DIRECTIONS FOR THIS TASK >> Find the lines below that include the word "util" and state how many there are, adding nothing.

Excerpts from an interface dataset
⁂
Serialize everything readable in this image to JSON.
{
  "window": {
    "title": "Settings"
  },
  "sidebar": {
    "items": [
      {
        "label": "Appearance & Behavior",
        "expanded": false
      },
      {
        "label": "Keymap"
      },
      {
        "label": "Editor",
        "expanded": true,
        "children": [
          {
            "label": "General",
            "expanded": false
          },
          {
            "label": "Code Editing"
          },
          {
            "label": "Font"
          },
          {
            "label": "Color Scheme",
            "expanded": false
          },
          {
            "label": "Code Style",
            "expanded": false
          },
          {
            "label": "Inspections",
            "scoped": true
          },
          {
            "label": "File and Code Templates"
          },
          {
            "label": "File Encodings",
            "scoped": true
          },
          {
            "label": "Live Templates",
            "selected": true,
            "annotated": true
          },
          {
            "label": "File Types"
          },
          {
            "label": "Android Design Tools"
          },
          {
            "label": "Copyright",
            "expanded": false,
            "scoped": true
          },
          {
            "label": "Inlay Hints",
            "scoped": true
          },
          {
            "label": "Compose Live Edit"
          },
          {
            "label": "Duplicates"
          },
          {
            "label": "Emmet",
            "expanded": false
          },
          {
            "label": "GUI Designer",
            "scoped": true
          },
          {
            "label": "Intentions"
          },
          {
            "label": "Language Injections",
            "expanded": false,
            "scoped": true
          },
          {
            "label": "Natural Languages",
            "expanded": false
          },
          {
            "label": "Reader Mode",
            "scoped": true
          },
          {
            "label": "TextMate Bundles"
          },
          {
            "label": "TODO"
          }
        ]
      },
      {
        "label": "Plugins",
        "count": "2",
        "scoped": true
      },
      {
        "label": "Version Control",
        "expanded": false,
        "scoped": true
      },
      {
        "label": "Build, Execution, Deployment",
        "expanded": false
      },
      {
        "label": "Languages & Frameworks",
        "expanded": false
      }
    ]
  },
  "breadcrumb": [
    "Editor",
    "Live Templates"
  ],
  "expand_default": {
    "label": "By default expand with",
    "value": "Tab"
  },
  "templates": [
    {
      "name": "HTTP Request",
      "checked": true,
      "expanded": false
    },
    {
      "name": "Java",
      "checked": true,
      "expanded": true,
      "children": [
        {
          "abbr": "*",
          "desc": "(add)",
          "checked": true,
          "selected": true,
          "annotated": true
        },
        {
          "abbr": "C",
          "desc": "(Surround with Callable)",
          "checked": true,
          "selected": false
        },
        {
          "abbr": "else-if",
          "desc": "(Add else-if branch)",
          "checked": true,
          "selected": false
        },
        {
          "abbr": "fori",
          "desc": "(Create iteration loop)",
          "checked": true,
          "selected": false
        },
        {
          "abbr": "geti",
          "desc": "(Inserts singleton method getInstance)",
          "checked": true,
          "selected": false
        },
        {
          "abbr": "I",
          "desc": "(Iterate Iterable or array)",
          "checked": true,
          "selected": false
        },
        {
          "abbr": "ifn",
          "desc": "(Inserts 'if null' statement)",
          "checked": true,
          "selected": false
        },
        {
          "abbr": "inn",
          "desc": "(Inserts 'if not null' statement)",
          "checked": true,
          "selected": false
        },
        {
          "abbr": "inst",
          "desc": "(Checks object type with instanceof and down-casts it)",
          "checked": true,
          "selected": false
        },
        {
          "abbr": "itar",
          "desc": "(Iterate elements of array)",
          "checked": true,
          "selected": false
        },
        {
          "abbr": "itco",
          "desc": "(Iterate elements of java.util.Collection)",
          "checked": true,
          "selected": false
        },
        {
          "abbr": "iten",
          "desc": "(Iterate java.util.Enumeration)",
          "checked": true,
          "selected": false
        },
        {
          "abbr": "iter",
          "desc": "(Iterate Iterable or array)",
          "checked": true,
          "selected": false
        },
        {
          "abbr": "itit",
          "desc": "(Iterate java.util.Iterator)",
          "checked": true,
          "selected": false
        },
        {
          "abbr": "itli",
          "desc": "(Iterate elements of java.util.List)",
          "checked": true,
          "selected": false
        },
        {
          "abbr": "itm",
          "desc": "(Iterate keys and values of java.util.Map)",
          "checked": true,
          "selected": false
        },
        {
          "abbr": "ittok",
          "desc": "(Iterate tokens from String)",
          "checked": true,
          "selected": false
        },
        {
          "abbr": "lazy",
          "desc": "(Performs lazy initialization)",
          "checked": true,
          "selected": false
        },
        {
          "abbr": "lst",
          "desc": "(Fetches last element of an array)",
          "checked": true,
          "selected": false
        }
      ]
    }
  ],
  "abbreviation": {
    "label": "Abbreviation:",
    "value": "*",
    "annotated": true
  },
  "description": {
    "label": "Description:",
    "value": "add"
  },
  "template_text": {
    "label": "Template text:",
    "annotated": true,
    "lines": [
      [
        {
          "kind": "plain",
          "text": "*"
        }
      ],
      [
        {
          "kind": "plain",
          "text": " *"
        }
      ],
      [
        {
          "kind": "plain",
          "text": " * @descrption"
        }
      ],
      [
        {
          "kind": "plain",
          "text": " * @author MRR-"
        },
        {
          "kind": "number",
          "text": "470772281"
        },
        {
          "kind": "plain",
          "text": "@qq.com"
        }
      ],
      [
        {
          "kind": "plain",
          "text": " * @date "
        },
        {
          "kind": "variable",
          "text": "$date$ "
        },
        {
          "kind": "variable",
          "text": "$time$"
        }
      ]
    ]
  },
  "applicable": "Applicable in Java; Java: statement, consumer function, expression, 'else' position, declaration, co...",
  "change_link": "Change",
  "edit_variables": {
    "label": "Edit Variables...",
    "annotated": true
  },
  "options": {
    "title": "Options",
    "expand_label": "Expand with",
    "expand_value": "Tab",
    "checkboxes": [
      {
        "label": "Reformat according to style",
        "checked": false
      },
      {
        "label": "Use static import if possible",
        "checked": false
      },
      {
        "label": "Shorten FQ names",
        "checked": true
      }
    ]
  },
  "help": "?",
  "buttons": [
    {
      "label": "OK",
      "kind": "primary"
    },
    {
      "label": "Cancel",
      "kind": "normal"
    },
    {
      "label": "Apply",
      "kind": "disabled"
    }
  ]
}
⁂
EXPECTED ANSWER >> 5